Stored data entries:
::::::::

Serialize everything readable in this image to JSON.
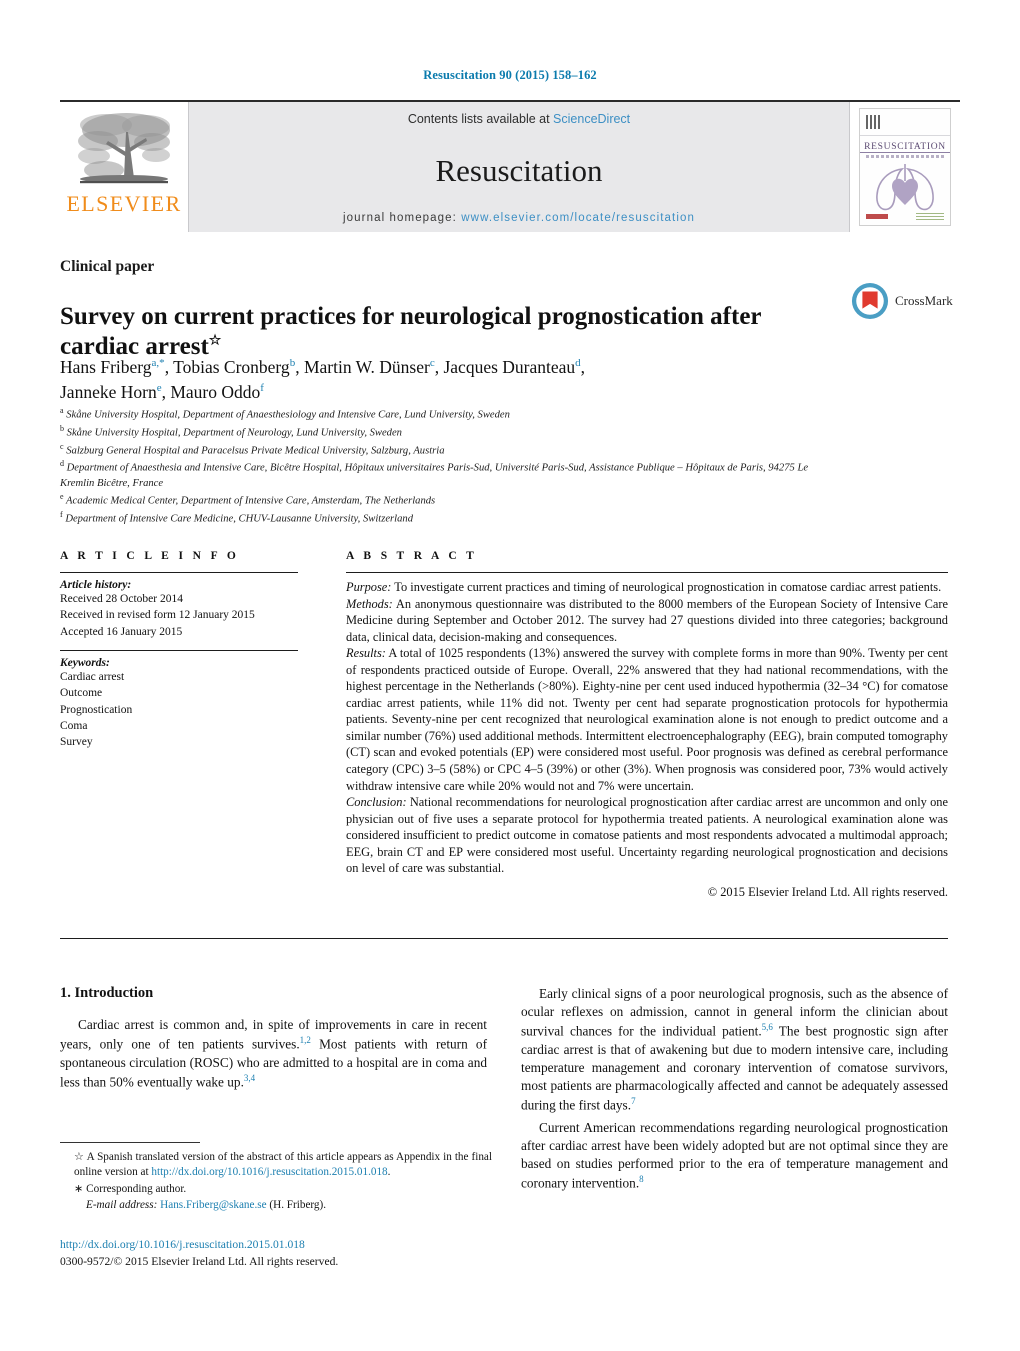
{
  "running_head": "Resuscitation 90 (2015) 158–162",
  "masthead": {
    "publisher_name": "ELSEVIER",
    "contents_prefix": "Contents lists available at ",
    "contents_link": "ScienceDirect",
    "journal_name": "Resuscitation",
    "homepage_prefix": "journal homepage: ",
    "homepage_url": "www.elsevier.com/locate/resuscitation",
    "cover_title": "RESUSCITATION",
    "accent_link_color": "#3d8fc4",
    "publisher_color": "#f08c1b"
  },
  "article": {
    "section_label": "Clinical paper",
    "title": "Survey on current practices for neurological prognostication after cardiac arrest",
    "title_footnote_mark": "☆",
    "crossmark_label": "CrossMark",
    "authors": [
      {
        "name": "Hans Friberg",
        "marks": "a,*"
      },
      {
        "name": "Tobias Cronberg",
        "marks": "b"
      },
      {
        "name": "Martin W. Dünser",
        "marks": "c"
      },
      {
        "name": "Jacques Duranteau",
        "marks": "d"
      },
      {
        "name": "Janneke Horn",
        "marks": "e"
      },
      {
        "name": "Mauro Oddo",
        "marks": "f"
      }
    ],
    "affiliations": [
      {
        "mark": "a",
        "text": "Skåne University Hospital, Department of Anaesthesiology and Intensive Care, Lund University, Sweden"
      },
      {
        "mark": "b",
        "text": "Skåne University Hospital, Department of Neurology, Lund University, Sweden"
      },
      {
        "mark": "c",
        "text": "Salzburg General Hospital and Paracelsus Private Medical University, Salzburg, Austria"
      },
      {
        "mark": "d",
        "text": "Department of Anaesthesia and Intensive Care, Bicêtre Hospital, Hôpitaux universitaires Paris-Sud, Université Paris-Sud, Assistance Publique – Hôpitaux de Paris, 94275 Le Kremlin Bicêtre, France"
      },
      {
        "mark": "e",
        "text": "Academic Medical Center, Department of Intensive Care, Amsterdam, The Netherlands"
      },
      {
        "mark": "f",
        "text": "Department of Intensive Care Medicine, CHUV-Lausanne University, Switzerland"
      }
    ]
  },
  "article_info": {
    "heading": "A R T I C L E   I N F O",
    "history_label": "Article history:",
    "history": [
      "Received 28 October 2014",
      "Received in revised form 12 January 2015",
      "Accepted 16 January 2015"
    ],
    "keywords_label": "Keywords:",
    "keywords": [
      "Cardiac arrest",
      "Outcome",
      "Prognostication",
      "Coma",
      "Survey"
    ]
  },
  "abstract": {
    "heading": "A B S T R A C T",
    "purpose_label": "Purpose:",
    "purpose_text": " To investigate current practices and timing of neurological prognostication in comatose cardiac arrest patients.",
    "methods_label": "Methods:",
    "methods_text": " An anonymous questionnaire was distributed to the 8000 members of the European Society of Intensive Care Medicine during September and October 2012. The survey had 27 questions divided into three categories; background data, clinical data, decision-making and consequences.",
    "results_label": "Results:",
    "results_text": " A total of 1025 respondents (13%) answered the survey with complete forms in more than 90%. Twenty per cent of respondents practiced outside of Europe. Overall, 22% answered that they had national recommendations, with the highest percentage in the Netherlands (>80%). Eighty-nine per cent used induced hypothermia (32–34 °C) for comatose cardiac arrest patients, while 11% did not. Twenty per cent had separate prognostication protocols for hypothermia patients. Seventy-nine per cent recognized that neurological examination alone is not enough to predict outcome and a similar number (76%) used additional methods. Intermittent electroencephalography (EEG), brain computed tomography (CT) scan and evoked potentials (EP) were considered most useful. Poor prognosis was defined as cerebral performance category (CPC) 3–5 (58%) or CPC 4–5 (39%) or other (3%). When prognosis was considered poor, 73% would actively withdraw intensive care while 20% would not and 7% were uncertain.",
    "conclusion_label": "Conclusion:",
    "conclusion_text": " National recommendations for neurological prognostication after cardiac arrest are uncommon and only one physician out of five uses a separate protocol for hypothermia treated patients. A neurological examination alone was considered insufficient to predict outcome in comatose patients and most respondents advocated a multimodal approach; EEG, brain CT and EP were considered most useful. Uncertainty regarding neurological prognostication and decisions on level of care was substantial.",
    "copyright": "© 2015 Elsevier Ireland Ltd. All rights reserved."
  },
  "introduction": {
    "heading": "1. Introduction",
    "left_paragraph_1_a": "Cardiac arrest is common and, in spite of improvements in care in recent years, only one of ten patients survives.",
    "left_paragraph_1_ref1": "1,2",
    "left_paragraph_1_b": " Most patients with return of spontaneous circulation (ROSC) who are admitted to a hospital are in coma and less than 50% eventually wake up.",
    "left_paragraph_1_ref2": "3,4",
    "right_paragraph_1_a": "Early clinical signs of a poor neurological prognosis, such as the absence of ocular reflexes on admission, cannot in general inform the clinician about survival chances for the individual patient.",
    "right_paragraph_1_ref1": "5,6",
    "right_paragraph_1_b": " The best prognostic sign after cardiac arrest is that of awakening but due to modern intensive care, including temperature management and coronary intervention of comatose survivors, most patients are pharmacologically affected and cannot be adequately assessed during the first days.",
    "right_paragraph_1_ref2": "7",
    "right_paragraph_2_a": "Current American recommendations regarding neurological prognostication after cardiac arrest have been widely adopted but are not optimal since they are based on studies performed prior to the era of temperature management and coronary intervention.",
    "right_paragraph_2_ref1": "8"
  },
  "footnotes": {
    "star_mark": "☆",
    "spanish_note_a": " A Spanish translated version of the abstract of this article appears as Appendix in the final online version at ",
    "spanish_note_link": "http://dx.doi.org/10.1016/j.resuscitation.2015.01.018",
    "spanish_note_b": ".",
    "corresponding_mark": "∗",
    "corresponding_label": " Corresponding author.",
    "email_label": "E-mail address:",
    "email_link": "Hans.Friberg@skane.se",
    "email_suffix": " (H. Friberg)."
  },
  "footer": {
    "doi_url": "http://dx.doi.org/10.1016/j.resuscitation.2015.01.018",
    "issn_line": "0300-9572/© 2015 Elsevier Ireland Ltd. All rights reserved."
  }
}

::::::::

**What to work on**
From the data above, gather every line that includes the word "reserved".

**Written response**
    "copyright": "© 2015 Elsevier Ireland Ltd. All rights reserved."
    "issn_line": "0300-9572/© 2015 Elsevier Ireland Ltd. All rights reserved."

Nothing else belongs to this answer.